* [Problem details]: Each record, minus any picture, should be returned exactly as written.

* [Given entries]:
★ ★ ★ ★ ★ ★ ★

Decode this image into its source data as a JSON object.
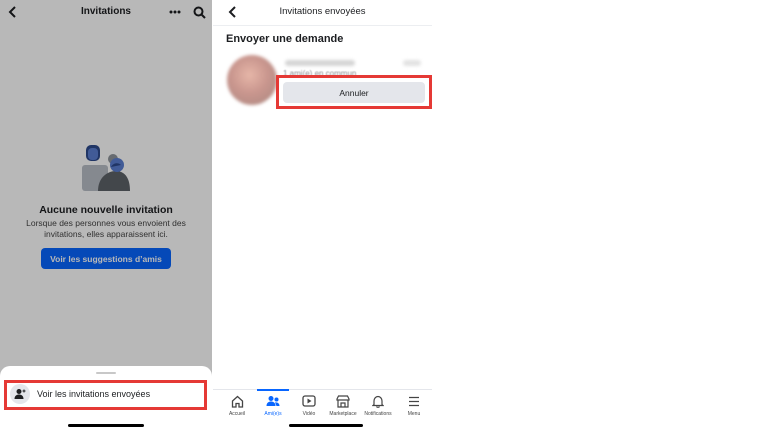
{
  "left": {
    "title": "Invitations",
    "empty_title": "Aucune nouvelle invitation",
    "empty_desc": "Lorsque des personnes vous envoient des invitations, elles apparaissent ici.",
    "suggest_button": "Voir les suggestions d’amis",
    "sheet_item": "Voir les invitations envoyées"
  },
  "right": {
    "title": "Invitations envoyées",
    "section_title": "Envoyer une demande",
    "request": {
      "mutual": "1 ami(e) en commun",
      "cancel_button": "Annuler"
    },
    "tabs": [
      {
        "label": "Accueil",
        "icon": "home-icon"
      },
      {
        "label": "Ami(e)s",
        "icon": "friends-icon",
        "active": true
      },
      {
        "label": "Vidéo",
        "icon": "video-icon"
      },
      {
        "label": "Marketplace",
        "icon": "marketplace-icon"
      },
      {
        "label": "Notifications",
        "icon": "bell-icon"
      },
      {
        "label": "Menu",
        "icon": "menu-icon"
      }
    ]
  },
  "colors": {
    "accent": "#0866ff",
    "highlight": "#e53935",
    "button_gray": "#e4e6eb"
  }
}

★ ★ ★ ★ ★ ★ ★

* [Result of the exercise]:
Decode this image into its source data as a JSON object.
{
  "left": {
    "title": "Invitations",
    "empty_title": "Aucune nouvelle invitation",
    "empty_desc": "Lorsque des personnes vous envoient des invitations, elles apparaissent ici.",
    "suggest_button": "Voir les suggestions d’amis",
    "sheet_item": "Voir les invitations envoyées"
  },
  "right": {
    "title": "Invitations envoyées",
    "section_title": "Envoyer une demande",
    "request": {
      "mutual": "1 ami(e) en commun",
      "cancel_button": "Annuler"
    },
    "tabs": [
      {
        "label": "Accueil",
        "icon": "home-icon"
      },
      {
        "label": "Ami(e)s",
        "icon": "friends-icon",
        "active": true
      },
      {
        "label": "Vidéo",
        "icon": "video-icon"
      },
      {
        "label": "Marketplace",
        "icon": "marketplace-icon"
      },
      {
        "label": "Notifications",
        "icon": "bell-icon"
      },
      {
        "label": "Menu",
        "icon": "menu-icon"
      }
    ]
  },
  "colors": {
    "accent": "#0866ff",
    "highlight": "#e53935",
    "button_gray": "#e4e6eb"
  }
}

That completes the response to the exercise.